## TASK GOAL
Scan the entries below and state how many lines contain "image". No other output.

## DATASET EXTRACT
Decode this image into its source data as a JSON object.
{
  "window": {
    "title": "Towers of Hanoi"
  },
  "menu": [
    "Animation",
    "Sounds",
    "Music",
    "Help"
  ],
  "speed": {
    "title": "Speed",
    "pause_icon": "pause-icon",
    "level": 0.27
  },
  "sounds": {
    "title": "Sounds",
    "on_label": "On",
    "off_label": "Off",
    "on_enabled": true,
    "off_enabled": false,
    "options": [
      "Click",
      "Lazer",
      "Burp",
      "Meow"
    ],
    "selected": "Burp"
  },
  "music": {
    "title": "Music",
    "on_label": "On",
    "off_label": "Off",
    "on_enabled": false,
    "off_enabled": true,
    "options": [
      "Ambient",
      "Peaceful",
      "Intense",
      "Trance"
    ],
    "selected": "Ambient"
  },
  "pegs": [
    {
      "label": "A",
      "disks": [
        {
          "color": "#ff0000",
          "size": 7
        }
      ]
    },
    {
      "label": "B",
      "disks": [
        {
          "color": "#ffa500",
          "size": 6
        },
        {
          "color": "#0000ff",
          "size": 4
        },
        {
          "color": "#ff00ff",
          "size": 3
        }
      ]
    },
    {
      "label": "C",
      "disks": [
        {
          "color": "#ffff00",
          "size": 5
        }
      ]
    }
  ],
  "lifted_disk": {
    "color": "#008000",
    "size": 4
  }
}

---

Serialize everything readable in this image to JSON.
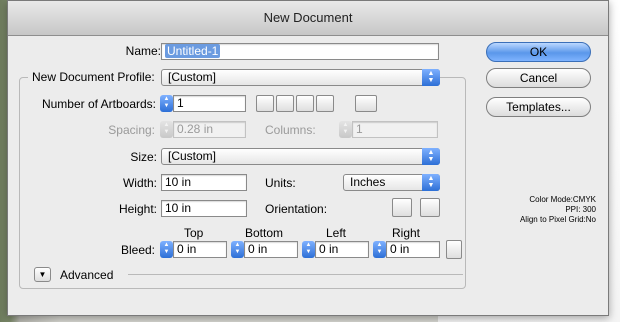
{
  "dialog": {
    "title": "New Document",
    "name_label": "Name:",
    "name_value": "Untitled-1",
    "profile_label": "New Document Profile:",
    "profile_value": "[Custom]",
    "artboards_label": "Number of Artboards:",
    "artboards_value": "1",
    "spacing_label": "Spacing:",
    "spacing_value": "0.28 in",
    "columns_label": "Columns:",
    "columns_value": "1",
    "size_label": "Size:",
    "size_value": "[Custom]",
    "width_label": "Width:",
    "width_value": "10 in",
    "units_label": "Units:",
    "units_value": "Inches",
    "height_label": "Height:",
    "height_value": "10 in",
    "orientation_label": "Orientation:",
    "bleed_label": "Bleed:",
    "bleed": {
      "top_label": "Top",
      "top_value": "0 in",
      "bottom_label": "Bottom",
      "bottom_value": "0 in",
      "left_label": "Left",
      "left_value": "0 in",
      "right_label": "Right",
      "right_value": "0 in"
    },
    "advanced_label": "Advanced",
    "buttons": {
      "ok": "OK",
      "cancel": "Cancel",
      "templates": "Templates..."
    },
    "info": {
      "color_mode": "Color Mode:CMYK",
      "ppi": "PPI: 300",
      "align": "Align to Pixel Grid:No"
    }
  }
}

## WRITTEN REPLY
2